(EXERCISE MATERIALS Opens)

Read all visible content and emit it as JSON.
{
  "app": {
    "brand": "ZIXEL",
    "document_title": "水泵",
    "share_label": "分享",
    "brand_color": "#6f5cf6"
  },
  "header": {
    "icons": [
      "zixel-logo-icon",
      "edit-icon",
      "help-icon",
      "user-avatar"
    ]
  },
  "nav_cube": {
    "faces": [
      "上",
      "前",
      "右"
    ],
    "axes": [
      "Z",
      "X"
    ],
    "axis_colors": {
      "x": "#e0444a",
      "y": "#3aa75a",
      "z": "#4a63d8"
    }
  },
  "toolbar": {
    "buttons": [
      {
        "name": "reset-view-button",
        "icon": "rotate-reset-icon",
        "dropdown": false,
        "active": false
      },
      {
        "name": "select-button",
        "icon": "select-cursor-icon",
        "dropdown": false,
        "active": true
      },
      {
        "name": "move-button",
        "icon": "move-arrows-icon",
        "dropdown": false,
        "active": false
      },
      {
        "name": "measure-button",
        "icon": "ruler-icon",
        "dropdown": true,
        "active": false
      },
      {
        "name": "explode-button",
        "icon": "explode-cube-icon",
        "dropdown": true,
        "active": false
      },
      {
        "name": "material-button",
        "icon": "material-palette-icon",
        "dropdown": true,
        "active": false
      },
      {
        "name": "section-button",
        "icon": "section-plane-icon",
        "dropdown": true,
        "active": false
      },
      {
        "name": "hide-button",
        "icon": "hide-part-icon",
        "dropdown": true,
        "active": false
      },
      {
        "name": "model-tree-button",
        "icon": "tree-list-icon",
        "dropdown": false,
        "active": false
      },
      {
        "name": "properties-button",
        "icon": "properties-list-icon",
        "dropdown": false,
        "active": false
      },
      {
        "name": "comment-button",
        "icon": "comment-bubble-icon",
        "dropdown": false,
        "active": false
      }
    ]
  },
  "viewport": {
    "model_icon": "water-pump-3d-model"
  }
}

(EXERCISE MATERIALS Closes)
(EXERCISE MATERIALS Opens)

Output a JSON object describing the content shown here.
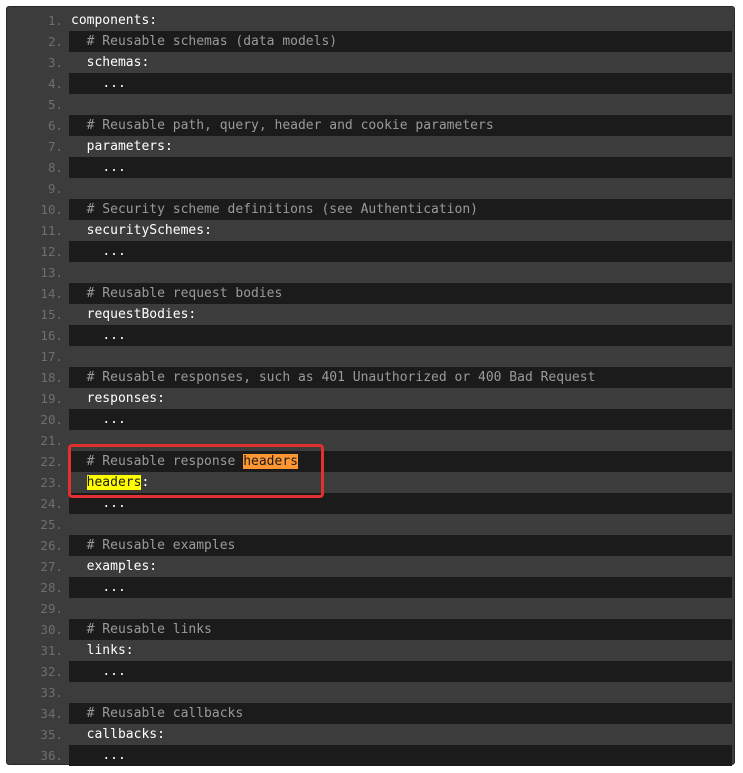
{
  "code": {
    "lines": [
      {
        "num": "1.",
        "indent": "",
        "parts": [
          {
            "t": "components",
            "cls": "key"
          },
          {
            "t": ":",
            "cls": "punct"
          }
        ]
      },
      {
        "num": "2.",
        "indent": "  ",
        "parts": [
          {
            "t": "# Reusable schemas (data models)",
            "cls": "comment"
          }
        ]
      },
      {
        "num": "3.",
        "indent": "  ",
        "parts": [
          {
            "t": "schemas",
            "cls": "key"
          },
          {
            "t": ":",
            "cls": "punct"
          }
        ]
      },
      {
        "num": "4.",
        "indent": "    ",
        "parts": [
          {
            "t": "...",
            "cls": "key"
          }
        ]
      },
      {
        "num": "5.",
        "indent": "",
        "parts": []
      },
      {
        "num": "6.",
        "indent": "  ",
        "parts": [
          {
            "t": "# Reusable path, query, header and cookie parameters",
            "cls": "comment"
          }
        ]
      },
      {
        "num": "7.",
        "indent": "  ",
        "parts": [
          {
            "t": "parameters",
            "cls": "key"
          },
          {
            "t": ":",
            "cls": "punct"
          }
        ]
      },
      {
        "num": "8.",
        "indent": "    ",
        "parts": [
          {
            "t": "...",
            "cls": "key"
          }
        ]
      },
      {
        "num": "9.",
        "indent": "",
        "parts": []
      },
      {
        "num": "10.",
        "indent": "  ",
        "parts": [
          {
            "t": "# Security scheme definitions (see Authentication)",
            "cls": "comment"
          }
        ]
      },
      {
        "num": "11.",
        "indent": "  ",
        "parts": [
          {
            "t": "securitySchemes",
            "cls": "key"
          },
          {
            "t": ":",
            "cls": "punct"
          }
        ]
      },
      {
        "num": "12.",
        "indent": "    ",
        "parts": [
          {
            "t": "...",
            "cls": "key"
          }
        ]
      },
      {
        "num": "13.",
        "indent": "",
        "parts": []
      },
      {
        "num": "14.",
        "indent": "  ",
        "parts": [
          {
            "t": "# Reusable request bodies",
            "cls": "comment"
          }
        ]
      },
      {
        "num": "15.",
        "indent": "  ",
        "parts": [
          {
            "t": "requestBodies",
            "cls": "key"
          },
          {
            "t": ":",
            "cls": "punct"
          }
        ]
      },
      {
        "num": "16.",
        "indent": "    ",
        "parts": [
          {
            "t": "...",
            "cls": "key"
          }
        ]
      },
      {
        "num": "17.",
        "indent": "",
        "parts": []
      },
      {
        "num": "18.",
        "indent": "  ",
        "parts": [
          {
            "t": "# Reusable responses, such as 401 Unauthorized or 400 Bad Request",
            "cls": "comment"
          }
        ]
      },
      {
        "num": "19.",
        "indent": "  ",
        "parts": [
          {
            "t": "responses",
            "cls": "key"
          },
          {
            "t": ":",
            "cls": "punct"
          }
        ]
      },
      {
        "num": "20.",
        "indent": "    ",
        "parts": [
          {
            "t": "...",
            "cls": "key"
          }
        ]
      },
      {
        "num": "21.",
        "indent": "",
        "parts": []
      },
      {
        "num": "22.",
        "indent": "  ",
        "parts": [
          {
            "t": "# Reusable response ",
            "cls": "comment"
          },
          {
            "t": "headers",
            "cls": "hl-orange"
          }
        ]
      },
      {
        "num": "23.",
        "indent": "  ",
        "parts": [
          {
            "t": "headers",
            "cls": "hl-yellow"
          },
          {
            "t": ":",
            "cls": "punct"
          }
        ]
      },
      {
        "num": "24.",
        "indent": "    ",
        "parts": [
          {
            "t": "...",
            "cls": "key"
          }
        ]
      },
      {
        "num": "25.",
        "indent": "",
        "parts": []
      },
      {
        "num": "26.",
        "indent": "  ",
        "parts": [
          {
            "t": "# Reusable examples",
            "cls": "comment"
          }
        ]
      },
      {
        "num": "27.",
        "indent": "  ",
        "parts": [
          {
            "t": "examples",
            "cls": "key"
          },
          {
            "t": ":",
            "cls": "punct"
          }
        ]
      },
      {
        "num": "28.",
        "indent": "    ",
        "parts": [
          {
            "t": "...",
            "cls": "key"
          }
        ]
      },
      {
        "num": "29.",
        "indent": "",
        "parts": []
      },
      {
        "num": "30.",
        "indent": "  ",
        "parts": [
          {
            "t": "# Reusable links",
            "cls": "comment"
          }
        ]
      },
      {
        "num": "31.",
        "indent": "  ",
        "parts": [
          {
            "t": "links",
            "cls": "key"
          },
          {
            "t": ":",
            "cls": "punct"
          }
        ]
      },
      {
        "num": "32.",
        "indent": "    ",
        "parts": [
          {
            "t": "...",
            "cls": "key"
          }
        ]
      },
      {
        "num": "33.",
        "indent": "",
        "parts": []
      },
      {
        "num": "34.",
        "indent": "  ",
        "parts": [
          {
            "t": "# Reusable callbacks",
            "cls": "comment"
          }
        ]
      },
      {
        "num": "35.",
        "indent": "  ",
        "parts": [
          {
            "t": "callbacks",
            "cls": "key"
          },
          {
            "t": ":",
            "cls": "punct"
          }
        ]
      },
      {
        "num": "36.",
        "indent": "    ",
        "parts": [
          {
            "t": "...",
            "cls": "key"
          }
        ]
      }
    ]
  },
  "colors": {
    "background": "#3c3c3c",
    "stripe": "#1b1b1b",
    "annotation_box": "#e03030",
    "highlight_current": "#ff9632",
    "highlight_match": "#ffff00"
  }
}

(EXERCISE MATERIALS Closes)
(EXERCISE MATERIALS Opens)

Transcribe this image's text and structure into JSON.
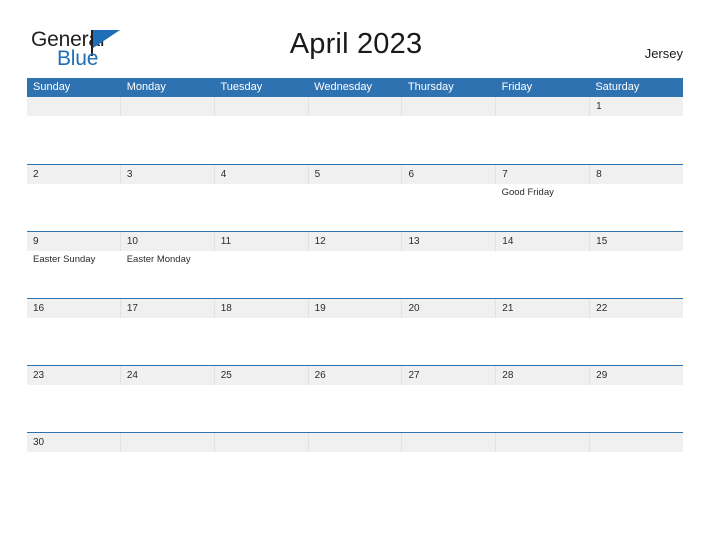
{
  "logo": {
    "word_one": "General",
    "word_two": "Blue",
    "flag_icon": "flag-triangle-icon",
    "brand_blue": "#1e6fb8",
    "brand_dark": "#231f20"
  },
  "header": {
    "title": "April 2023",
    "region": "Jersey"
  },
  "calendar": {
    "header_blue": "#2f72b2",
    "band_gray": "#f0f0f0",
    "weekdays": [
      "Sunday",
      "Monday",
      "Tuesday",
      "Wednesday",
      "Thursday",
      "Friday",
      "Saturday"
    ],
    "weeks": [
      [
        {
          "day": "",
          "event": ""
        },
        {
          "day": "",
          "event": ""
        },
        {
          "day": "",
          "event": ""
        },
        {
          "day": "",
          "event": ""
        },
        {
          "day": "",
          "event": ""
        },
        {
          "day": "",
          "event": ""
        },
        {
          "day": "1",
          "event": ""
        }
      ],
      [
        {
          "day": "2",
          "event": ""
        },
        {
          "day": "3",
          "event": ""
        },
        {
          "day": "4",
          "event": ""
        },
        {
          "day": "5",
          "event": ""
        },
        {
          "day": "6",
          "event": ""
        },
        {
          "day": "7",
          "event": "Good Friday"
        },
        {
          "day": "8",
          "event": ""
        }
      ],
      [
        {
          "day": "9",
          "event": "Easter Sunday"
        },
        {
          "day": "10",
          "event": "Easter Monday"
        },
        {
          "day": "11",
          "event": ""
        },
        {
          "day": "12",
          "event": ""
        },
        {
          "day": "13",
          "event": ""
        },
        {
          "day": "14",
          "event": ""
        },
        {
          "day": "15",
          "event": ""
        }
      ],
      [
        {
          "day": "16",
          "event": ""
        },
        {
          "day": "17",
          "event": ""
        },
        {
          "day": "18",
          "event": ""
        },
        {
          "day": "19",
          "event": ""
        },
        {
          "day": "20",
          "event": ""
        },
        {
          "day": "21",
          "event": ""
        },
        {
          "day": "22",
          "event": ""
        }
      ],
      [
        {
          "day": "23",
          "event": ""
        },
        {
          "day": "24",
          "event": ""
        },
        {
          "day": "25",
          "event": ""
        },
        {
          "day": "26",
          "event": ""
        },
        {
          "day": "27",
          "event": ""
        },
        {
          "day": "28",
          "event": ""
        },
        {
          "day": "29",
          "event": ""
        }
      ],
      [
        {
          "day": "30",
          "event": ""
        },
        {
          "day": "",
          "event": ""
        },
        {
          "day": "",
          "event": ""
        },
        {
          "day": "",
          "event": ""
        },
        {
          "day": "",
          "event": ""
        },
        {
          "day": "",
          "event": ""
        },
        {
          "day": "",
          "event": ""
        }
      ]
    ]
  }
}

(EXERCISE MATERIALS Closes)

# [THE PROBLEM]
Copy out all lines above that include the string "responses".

# [THE COMPLETED TASK]
            "t": "# Reusable responses, such as 401 Unauthorized or 400 Bad Request",
            "t": "responses",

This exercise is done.